- _What to work on_: Only lines holding the word "JSON" are wanted from the records; copy all of them.

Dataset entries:
==========

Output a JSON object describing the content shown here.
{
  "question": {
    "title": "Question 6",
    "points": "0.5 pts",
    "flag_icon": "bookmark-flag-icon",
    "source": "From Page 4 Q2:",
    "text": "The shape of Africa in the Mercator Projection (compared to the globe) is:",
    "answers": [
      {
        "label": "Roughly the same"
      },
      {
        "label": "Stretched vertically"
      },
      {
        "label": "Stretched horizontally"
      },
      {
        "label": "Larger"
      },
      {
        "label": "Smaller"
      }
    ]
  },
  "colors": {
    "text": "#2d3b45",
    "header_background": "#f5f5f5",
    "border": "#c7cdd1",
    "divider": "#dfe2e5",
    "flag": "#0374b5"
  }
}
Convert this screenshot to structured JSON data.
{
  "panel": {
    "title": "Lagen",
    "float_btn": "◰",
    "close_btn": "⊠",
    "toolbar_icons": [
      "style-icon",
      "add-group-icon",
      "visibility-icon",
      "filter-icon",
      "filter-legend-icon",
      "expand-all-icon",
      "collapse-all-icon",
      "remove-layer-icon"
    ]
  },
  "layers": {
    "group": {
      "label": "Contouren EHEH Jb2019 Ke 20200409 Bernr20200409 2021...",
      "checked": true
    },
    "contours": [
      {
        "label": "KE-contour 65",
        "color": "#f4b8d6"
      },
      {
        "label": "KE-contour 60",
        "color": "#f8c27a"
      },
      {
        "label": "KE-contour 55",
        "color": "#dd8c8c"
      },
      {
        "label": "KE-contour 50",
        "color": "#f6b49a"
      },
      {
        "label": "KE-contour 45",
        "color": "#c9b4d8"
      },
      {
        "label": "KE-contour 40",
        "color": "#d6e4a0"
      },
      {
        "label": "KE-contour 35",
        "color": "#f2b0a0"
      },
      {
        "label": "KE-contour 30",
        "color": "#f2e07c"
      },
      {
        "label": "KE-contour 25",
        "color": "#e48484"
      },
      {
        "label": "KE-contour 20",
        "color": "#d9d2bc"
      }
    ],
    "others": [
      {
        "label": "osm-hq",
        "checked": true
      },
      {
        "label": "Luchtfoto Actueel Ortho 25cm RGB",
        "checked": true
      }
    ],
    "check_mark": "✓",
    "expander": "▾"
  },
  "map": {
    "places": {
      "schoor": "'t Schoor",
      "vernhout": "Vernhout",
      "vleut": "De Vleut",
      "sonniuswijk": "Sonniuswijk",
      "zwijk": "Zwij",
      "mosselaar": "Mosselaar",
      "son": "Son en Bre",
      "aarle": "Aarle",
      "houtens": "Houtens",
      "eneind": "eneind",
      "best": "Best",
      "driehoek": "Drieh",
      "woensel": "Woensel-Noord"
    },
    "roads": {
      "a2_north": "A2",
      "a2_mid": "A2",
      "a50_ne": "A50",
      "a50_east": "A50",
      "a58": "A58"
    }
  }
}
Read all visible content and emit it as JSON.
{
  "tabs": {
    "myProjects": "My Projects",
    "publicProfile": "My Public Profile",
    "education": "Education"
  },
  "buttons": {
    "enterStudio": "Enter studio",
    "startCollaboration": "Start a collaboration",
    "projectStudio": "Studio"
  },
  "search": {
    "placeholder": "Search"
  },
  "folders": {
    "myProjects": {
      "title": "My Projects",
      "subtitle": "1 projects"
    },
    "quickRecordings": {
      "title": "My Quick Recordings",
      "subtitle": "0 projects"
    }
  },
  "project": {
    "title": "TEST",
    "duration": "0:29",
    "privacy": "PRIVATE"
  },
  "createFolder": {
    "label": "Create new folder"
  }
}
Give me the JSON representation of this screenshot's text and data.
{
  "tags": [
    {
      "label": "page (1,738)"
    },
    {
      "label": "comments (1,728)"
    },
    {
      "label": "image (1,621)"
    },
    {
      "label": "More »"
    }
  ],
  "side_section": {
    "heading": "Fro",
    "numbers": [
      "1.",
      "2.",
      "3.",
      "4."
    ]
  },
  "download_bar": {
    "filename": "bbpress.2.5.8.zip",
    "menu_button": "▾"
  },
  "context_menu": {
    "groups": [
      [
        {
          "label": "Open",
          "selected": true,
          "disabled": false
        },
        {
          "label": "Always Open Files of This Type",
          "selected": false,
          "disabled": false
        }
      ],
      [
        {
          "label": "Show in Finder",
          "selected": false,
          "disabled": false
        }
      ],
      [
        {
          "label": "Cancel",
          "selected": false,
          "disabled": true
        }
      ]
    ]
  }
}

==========

- _Response_:
Output a JSON object describing the content shown here.
Convert this screenshot to structured JSON data.
Read all visible content and emit it as JSON.
Give me the JSON representation of this screenshot's text and data.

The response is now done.